* [EXTRACTED INFORMATION]:
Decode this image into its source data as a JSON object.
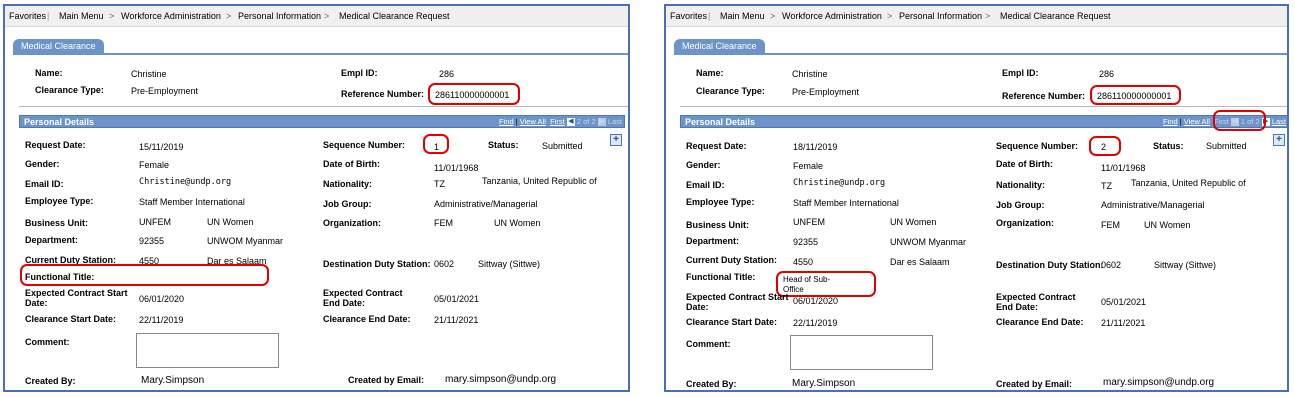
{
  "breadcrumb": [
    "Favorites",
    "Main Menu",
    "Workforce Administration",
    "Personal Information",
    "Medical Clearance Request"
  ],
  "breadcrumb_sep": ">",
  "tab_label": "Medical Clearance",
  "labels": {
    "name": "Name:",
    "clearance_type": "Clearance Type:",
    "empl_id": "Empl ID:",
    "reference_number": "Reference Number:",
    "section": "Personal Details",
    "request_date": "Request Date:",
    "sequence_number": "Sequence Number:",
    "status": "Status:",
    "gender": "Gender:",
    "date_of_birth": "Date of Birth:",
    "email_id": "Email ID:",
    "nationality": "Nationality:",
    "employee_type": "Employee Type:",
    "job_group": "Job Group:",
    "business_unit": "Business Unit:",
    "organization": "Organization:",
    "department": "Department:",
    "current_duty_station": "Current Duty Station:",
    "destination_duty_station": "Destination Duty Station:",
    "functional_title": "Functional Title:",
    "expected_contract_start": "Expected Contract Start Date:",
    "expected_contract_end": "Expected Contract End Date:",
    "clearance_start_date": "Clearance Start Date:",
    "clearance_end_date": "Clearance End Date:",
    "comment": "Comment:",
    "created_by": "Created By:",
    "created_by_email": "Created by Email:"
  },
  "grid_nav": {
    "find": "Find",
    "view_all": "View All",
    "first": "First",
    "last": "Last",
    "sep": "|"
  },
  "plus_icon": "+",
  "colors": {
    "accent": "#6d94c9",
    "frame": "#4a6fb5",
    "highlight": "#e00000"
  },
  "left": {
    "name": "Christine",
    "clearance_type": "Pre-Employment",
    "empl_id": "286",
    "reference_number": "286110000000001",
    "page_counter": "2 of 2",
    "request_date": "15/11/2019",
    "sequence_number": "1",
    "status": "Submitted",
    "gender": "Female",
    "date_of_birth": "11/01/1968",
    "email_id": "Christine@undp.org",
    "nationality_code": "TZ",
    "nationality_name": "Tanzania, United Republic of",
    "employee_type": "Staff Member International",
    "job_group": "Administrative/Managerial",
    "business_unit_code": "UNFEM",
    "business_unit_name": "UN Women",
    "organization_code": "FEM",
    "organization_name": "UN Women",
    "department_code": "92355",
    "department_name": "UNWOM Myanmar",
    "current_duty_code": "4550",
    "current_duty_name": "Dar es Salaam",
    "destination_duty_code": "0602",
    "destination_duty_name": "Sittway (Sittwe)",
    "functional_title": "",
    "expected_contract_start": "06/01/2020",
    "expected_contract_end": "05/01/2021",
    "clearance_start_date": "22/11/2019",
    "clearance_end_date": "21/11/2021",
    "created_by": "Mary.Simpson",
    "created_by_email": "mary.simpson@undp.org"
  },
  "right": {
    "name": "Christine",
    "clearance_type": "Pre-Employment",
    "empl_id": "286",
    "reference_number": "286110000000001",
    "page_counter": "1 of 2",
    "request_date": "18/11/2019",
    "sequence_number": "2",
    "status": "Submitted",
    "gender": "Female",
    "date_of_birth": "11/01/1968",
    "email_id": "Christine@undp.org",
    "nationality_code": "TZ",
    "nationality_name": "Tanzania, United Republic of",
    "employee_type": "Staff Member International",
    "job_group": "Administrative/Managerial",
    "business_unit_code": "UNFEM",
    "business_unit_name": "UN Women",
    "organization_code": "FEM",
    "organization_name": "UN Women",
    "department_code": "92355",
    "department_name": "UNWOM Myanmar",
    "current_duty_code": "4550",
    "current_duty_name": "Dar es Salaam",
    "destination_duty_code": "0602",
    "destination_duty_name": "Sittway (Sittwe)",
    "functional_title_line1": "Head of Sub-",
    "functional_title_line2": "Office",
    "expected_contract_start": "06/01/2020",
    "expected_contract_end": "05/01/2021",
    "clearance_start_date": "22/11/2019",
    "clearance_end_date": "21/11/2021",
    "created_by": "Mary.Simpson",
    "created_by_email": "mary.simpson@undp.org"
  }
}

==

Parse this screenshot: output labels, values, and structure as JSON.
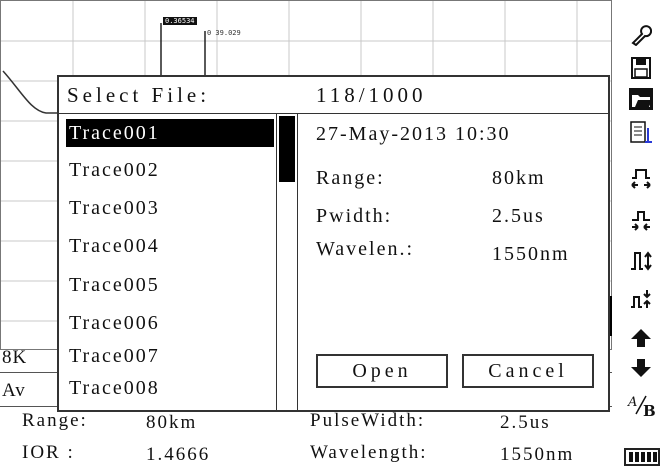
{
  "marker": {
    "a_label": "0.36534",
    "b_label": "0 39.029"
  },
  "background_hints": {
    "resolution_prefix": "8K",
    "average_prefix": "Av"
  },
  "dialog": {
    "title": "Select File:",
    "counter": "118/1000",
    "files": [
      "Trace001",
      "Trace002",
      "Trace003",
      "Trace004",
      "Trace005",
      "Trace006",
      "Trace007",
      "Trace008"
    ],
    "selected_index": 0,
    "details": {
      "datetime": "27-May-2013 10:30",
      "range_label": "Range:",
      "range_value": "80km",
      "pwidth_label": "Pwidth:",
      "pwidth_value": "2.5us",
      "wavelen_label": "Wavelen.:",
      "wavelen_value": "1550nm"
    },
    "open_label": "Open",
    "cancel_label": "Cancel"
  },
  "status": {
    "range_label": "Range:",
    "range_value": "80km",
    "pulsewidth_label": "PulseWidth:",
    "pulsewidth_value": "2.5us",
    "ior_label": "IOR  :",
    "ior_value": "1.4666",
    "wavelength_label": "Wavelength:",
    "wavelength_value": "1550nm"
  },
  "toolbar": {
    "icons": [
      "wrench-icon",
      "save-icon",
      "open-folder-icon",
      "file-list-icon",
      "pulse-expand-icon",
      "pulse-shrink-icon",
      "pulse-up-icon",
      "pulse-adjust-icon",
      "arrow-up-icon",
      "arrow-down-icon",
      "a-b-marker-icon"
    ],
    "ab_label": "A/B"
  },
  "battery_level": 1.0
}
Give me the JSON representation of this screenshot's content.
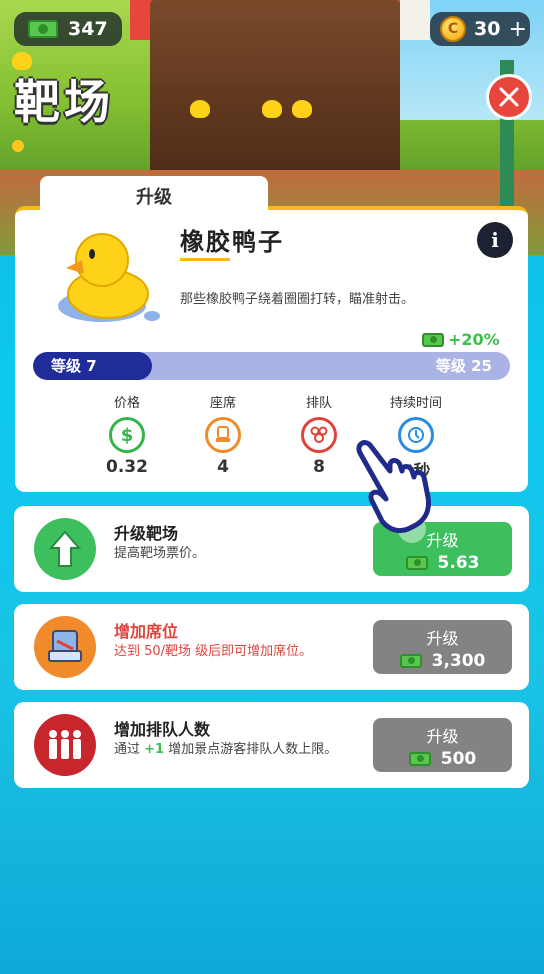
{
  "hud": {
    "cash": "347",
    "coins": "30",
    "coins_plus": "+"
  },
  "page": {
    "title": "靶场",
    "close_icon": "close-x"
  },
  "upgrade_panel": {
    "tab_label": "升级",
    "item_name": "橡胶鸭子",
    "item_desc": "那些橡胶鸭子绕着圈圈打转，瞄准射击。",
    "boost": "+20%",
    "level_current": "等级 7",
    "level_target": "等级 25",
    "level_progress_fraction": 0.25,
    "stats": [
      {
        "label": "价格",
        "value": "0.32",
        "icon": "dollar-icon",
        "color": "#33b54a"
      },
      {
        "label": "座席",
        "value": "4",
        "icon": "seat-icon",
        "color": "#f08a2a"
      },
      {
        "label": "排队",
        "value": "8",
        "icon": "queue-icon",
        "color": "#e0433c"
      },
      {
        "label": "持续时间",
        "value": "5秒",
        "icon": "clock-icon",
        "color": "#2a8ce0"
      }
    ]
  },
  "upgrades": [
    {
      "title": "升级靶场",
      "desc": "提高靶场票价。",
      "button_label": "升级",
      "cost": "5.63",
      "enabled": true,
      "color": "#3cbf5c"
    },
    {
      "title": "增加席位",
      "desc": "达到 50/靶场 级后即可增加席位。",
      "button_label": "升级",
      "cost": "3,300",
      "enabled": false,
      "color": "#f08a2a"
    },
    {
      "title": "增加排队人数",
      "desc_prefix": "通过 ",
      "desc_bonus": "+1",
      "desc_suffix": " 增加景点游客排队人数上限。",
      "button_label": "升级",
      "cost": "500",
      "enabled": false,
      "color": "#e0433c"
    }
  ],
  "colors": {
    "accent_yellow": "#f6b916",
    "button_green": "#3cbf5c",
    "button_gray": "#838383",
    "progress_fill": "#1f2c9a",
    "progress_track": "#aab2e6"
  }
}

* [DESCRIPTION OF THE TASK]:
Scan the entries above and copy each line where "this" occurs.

* [THE ANSWER]:
Decode this image into its source data as a JSON object.
Parse this screenshot: output labels, values, and structure as JSON.
Give me the JSON representation of this screenshot's content.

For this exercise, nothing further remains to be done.